lunes, 8 de diciembre de 2014

Bioactants

One of the key concepts on my dissertation is bioactant, and hence, the topic I talk today is about it.
Bioactant is a new concept I thought one year ago, when I was beginning to read some ideas from Lakoff, Rabinow, Collier and others anthropologists, as well as I was also deepening in the Actor-Network Theory. Product of both of these studies, I started to fit the jigsaw and I considered this concept was helpful in order to understand certain current issues about biopolitics and the bios management.

Thus, in short, bioactant can be defined as whatever equipment which action implies a reorganization or a shift in the biotic. I am aware is a general definition, but I prefer it that way because the same nature of the concept comes from a global-scale that can be grounded or located, but otherwise, starting on the local is quite difficult to find common elements.

On the other hand, when I point out the biotic I am referring to any kind of life, taking into account that life never is just one animal, person, cell or bacterium (as I wrote about ebola). Rather I conceive it as an entanglement which result is a living-being, where living is the feature given to this being (i.e. we live with millions of bacteria over our skin, and there are one of the equipment that allows us to be understood as a living being). With this example, we can conceive bacteria as a bioactant that grants any feature to other thing within a biotic realm.

Equipment should be understood in a Actor-Network Theory, as an plug-in that is attached with us. Latour wrote about it in Reassembling the Social. For sure, I don't have totally clear this idea, but is true that there is something about the notion of paraskeue that Foucault puts forward in The Hermeneutics of the Subject.

Nevertheless, there are also bioactants that give a negative feature or that take away some feature to the thing that is assembled. Considering the traditional difference between bíos and zoé at the Greek age, pointed out by Agamben, some bioactants can transform a bíos, the valuable life in Rose terms in a merely zoé, non-valuable life. This shift can be investigated under a thanatopolitics view, the management of death.

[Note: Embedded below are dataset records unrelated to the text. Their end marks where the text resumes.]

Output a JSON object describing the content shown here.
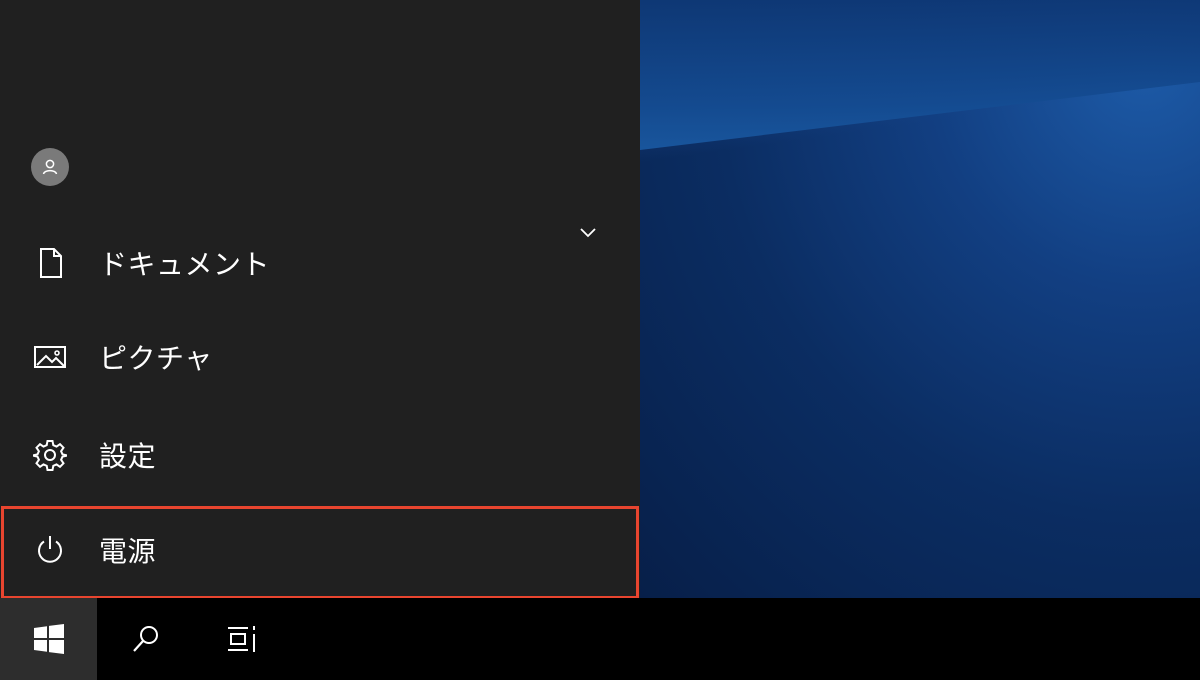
{
  "start_menu": {
    "items": [
      {
        "label": "ドキュメント",
        "icon": "document-icon"
      },
      {
        "label": "ピクチャ",
        "icon": "pictures-icon"
      },
      {
        "label": "設定",
        "icon": "gear-icon"
      },
      {
        "label": "電源",
        "icon": "power-icon"
      }
    ],
    "highlight_color": "#e8452f"
  },
  "taskbar": {
    "icons": [
      "windows-logo-icon",
      "search-icon",
      "task-view-icon"
    ]
  },
  "colors": {
    "menu_background": "#202020",
    "taskbar_background": "#000000",
    "start_button_background": "#2d2d2d",
    "desktop_accent": "#123f82"
  }
}
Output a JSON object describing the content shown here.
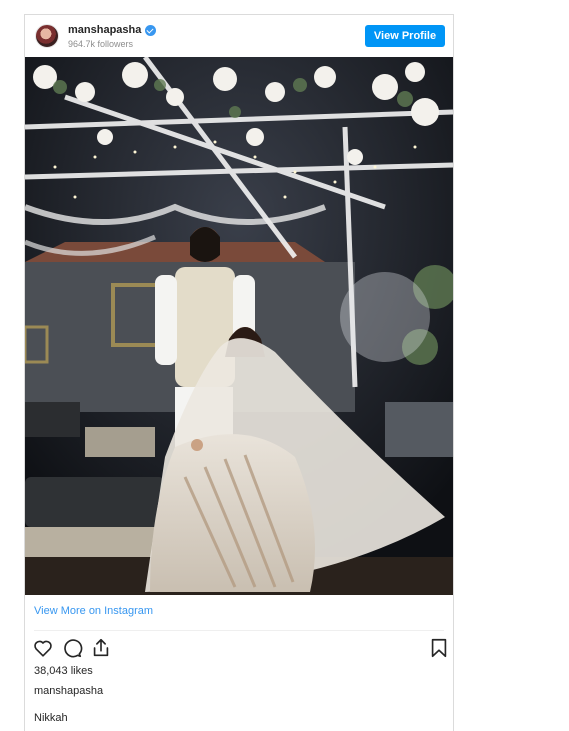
{
  "post": {
    "username": "manshapasha",
    "followers": "964.7k followers",
    "view_profile_label": "View Profile",
    "view_more_label": "View More on Instagram",
    "likes": "38,043 likes",
    "caption_user": "manshapasha",
    "caption": "Nikkah"
  },
  "icons": [
    "heart-icon",
    "comment-icon",
    "share-icon",
    "bookmark-icon",
    "verified-icon"
  ],
  "colors": {
    "accent": "#0095f6",
    "link": "#3897f0",
    "border": "#dbdbdb"
  }
}
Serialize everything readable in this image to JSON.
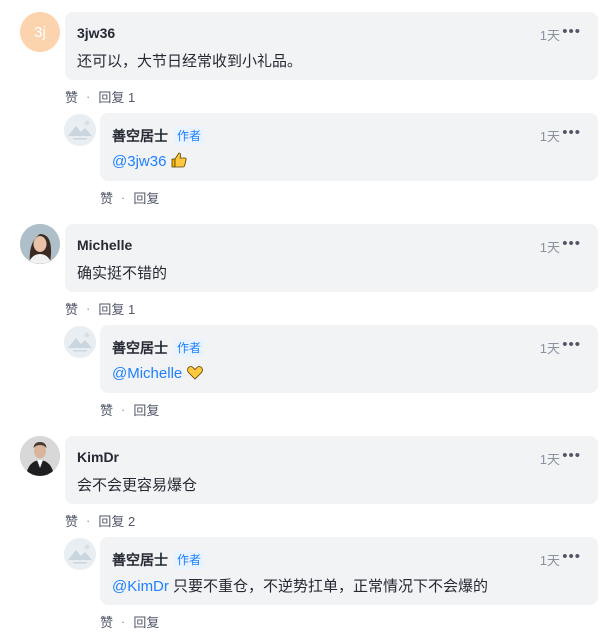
{
  "comments": [
    {
      "avatar_text": "3j",
      "name": "3jw36",
      "time": "1天",
      "content": "还可以，大节日经常收到小礼品。",
      "like_label": "赞",
      "reply_label": "回复 1",
      "reply": {
        "name": "善空居士",
        "tag": "作者",
        "time": "1天",
        "mention": "@3jw36",
        "content": "",
        "emoji": "thumbs-up-icon",
        "like_label": "赞",
        "reply_label": "回复"
      }
    },
    {
      "name": "Michelle",
      "time": "1天",
      "content": "确实挺不错的",
      "like_label": "赞",
      "reply_label": "回复 1",
      "reply": {
        "name": "善空居士",
        "tag": "作者",
        "time": "1天",
        "mention": "@Michelle",
        "content": "",
        "emoji": "heart-hands-icon",
        "like_label": "赞",
        "reply_label": "回复"
      }
    },
    {
      "name": "KimDr",
      "time": "1天",
      "content": "会不会更容易爆仓",
      "like_label": "赞",
      "reply_label": "回复 2",
      "reply": {
        "name": "善空居士",
        "tag": "作者",
        "time": "1天",
        "mention": "@KimDr",
        "content": " 只要不重仓，不逆势扛单，正常情况下不会爆的",
        "like_label": "赞",
        "reply_label": "回复"
      }
    }
  ],
  "colors": {
    "accent": "#1e80ff",
    "bubble": "#f2f3f5",
    "muted": "#8a919f"
  }
}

Finally, within the Actor-Network Theory, a bioactant is an actant in the Greimàs sense and defined by Latour as be anything provided it is granted to be the source of an action, with the incorporation of a biotic sense or with some direct or indirect biotic implication.


References:
Agamen, G. (1996). Homo Sacer. Sovereign Power and Bare Life. California: Standford University-Press.
Foucault, M. (2005). The Hermeneutics of the Subject. New York: Palgrave MacMillan.
Greimas, A.L. y Courtès, J. (1982) Semiótica. Diccionario razonado de la teoría del lenguaje. Madrid: Gredos
Latour, B. (1996). On actor-network theory. A few clarifications. Soziale Welt, 47, 1996, p. 369-382
Latour, B. (2005). Reassembling the Social. New York: Oxford.
Rabinow, P. Rose, N. (2006). Biopower Today. BioSocieties, 1, 195-217.

Photocredit: taken by myself.